Guidance for a Quality Nature Tourism Industry
Nature-based tourism businesses should try to work closely with local community leaders and resource managers to plan for nature travel experiences compatible with community and resource management goals. Tourism should CONTRIBUTE POSITIVELY to local communities and resources.
Knowing and interpreting your resources in
clear, interesting and relevant ways add to
the satisfaction of the experience you offer.
Businesses should commit to excellence in nature-based tourism quality. By adopting or reaffirming an environmental stewardship ethic for the business, owners will meet the expectations of their customers. Studies of nature tourists in Texas confirm that these travelers care about the environment and support a number of conservation organizations. Businesses should focus on the importance of conserving both natural and cultural resources and enabling a greater harmony between human activities and nature. Some examples:
- Practice "green" purchasing. For example, favor vendors who offer recycled or recyclable products and minimal packaging.
- Reduce, Reuse, Recycle... and strive to "leave no trace."
- Train your staff to lead by example. Be good environmental stewards and guide your customers toward low impact behaviors which contribute to resource conservation.
- Employ qualified and capable leaders for guided, interpretive programs. Knowing how to tell your story well is important.

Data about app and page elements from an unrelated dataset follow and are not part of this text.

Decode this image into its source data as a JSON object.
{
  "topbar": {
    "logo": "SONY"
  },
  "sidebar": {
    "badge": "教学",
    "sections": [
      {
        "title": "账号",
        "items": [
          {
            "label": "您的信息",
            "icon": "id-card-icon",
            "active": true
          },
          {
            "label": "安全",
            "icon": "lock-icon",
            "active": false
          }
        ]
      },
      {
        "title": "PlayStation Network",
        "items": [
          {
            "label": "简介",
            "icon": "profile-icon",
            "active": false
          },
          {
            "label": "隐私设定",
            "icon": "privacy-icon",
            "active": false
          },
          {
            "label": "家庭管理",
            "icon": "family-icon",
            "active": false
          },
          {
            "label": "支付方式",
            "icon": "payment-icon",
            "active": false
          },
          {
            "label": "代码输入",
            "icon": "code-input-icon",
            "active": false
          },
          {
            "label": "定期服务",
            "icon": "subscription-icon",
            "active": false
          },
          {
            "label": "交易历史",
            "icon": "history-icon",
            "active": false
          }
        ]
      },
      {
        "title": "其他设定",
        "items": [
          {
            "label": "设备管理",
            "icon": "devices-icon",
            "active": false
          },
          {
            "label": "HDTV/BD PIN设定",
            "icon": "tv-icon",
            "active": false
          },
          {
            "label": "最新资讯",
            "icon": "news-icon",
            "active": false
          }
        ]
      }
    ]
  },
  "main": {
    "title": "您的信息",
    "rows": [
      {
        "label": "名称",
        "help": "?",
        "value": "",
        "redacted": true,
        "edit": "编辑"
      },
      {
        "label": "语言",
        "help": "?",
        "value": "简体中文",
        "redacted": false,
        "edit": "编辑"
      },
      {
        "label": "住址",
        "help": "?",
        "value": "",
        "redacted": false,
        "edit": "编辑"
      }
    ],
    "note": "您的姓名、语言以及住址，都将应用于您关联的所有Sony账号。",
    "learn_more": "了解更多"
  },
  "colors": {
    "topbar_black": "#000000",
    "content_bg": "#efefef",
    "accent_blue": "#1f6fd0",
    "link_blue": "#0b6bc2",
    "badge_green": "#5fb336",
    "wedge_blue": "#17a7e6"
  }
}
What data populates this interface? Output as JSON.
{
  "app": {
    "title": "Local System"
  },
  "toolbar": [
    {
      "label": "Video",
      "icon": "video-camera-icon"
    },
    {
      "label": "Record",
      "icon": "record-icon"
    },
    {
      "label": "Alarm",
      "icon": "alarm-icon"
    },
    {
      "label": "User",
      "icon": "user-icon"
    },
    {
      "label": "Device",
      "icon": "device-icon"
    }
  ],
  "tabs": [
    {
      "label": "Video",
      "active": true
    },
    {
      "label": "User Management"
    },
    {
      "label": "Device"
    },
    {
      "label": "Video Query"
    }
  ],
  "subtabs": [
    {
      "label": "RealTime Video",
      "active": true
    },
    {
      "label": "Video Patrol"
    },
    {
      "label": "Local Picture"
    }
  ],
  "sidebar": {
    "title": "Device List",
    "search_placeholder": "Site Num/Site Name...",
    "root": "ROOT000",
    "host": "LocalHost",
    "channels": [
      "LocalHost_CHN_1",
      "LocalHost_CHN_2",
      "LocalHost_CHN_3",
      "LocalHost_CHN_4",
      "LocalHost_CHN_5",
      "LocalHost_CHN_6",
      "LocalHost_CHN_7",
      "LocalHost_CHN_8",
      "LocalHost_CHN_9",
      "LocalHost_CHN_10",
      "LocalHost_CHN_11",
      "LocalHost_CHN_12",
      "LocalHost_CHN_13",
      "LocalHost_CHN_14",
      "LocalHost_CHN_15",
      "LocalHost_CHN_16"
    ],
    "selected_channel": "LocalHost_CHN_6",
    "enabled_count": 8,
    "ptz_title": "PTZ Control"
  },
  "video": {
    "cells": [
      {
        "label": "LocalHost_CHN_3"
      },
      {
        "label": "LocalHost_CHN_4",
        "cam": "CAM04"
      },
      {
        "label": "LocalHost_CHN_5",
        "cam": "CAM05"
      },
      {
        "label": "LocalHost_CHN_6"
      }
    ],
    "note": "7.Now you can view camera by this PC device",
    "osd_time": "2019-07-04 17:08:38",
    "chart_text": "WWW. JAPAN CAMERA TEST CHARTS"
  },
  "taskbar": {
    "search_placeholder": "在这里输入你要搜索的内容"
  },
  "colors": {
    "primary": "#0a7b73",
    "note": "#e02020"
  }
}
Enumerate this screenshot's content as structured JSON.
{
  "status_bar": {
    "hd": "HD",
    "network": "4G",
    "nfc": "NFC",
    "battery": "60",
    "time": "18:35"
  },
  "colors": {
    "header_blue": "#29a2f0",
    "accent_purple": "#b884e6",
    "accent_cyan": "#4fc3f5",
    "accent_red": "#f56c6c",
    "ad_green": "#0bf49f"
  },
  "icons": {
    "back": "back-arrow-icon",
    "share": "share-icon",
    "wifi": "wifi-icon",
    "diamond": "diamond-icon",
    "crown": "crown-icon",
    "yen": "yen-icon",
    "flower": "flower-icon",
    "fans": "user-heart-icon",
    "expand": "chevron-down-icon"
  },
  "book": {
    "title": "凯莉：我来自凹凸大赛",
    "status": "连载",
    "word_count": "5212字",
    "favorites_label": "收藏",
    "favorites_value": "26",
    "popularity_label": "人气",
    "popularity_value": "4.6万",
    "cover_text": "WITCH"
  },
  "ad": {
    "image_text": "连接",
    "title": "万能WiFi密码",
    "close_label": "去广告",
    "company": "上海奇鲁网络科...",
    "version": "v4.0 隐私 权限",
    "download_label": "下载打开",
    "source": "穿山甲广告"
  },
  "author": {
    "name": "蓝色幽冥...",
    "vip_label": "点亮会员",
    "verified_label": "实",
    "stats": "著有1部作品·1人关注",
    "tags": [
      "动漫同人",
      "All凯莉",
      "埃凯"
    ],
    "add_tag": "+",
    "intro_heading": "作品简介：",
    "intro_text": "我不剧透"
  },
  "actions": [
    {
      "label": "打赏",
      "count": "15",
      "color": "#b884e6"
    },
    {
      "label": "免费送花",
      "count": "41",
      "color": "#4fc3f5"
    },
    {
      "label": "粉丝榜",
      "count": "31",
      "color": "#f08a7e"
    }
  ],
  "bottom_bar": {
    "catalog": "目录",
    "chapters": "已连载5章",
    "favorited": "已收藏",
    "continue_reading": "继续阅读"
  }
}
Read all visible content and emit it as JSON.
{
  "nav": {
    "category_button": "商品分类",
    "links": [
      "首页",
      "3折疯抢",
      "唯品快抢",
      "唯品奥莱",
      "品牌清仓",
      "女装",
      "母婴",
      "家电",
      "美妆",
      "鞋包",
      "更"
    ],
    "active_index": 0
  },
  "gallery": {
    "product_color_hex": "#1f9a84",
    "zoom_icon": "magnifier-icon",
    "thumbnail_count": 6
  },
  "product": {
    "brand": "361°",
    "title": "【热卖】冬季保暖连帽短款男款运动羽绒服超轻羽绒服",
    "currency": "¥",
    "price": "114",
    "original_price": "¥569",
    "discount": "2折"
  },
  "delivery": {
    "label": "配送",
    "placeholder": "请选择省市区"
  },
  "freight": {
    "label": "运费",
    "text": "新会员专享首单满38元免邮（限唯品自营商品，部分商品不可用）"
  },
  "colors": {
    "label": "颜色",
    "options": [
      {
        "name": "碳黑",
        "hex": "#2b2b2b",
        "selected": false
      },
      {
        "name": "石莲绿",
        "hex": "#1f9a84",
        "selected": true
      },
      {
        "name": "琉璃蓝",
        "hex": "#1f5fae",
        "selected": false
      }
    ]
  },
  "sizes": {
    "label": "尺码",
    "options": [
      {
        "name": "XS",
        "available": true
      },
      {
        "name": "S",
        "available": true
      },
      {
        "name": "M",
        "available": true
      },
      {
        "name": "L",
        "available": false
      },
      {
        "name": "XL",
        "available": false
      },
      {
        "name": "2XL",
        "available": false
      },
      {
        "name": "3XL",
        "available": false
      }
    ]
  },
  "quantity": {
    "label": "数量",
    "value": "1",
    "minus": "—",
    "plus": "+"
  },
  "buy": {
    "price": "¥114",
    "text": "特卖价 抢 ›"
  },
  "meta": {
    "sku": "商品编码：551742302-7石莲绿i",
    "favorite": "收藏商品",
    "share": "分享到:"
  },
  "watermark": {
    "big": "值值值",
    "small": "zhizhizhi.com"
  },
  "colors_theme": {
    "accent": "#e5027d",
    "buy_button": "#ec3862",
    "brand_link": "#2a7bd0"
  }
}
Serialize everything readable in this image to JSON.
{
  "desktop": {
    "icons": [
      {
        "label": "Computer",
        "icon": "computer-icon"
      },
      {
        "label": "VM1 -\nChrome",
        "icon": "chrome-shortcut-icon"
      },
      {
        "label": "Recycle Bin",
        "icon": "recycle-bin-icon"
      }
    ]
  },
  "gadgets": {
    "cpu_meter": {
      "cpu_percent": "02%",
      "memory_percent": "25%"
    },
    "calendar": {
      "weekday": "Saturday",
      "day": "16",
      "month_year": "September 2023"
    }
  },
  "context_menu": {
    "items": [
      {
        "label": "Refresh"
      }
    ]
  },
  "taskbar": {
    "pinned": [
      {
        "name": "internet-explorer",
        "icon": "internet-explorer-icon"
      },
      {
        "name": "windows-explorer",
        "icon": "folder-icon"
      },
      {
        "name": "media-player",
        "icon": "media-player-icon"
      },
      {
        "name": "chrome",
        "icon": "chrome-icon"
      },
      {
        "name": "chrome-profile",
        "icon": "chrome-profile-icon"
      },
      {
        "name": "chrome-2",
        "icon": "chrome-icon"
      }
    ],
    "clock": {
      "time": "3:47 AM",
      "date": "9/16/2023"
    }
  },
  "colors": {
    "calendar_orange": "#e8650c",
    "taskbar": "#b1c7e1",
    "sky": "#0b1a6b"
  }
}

Nature tourists are well educated and they want to learn by being immersed in a natural or cultural experience.
- Contribute to the local economy by hiring people from the local area and "doing-business" with local businesses.
- Provide your staff with opportunities for training to upgrade their interpersonal, communications, interpretative and other professional skills.
- Be actively involved in and contribute time, energy and resources to local, regional and statewide conservation efforts.
- Provide and patronize environmentally sensitive accommodations which, for example:
- Employ energy and water saving devices;
- Provide interpretative information on local plants, animals, historic and other natural and cultural features; and
- Maintain grounds using environmentally-friendly plant and pest management practices.
- Work cooperatively with other nature-based tourism businesses in the area to ensure the sustainability of natural and cultural resources.
- Prepare visitors for nature experiences by providing them with information and educational materials about the environment, natural history and cultural characteristics of their destination and its people, so that when they leave nature tourists will have a greater understanding and awareness of the places, people and environments they visit.
- Make sure your customers understand and obey all rules and regulations established by landowners and local resource managers. Manage tour groups in a manner consistent with environmental conditions. For example, a single guide is probably adequate for a group of 40 on a tour bus, but would be inadequate for the same group on a canoe trip in a sensitive area or under dangerous conditions.
- Travel in small groups to avoid adverse impact on the environment. Nature tour operators should carefully match activities with appropriate resources. Sensitive areas, for example, should be used by small groups or individuals for low intensity, low impact activities. Spread tour activity over a wide area to avoid adverse environmental impact, maintain the quality of the experience for the visitor and distribute the economic benefits of tourism throughout the region.
- Enable a process of monitoring environmental impacts of nature tourists and communicate problems to appropriate resource managers.
- Instill in visitors a sense of personal responsibility for the environment by creating visitor experiences that preserve the hospitality of Texas and encourage respect of traditions, customs and local regulations.
*Adapted from guidelines developed by Clemson University in a cooperative project with the U.S. Forest Service, the Bureau of Land Management and the U.S. Fish and Wildlife Service. Knowing and interpreting your resources in clear, interesting and relevant ways will add to the satisfaction of the experience you offer.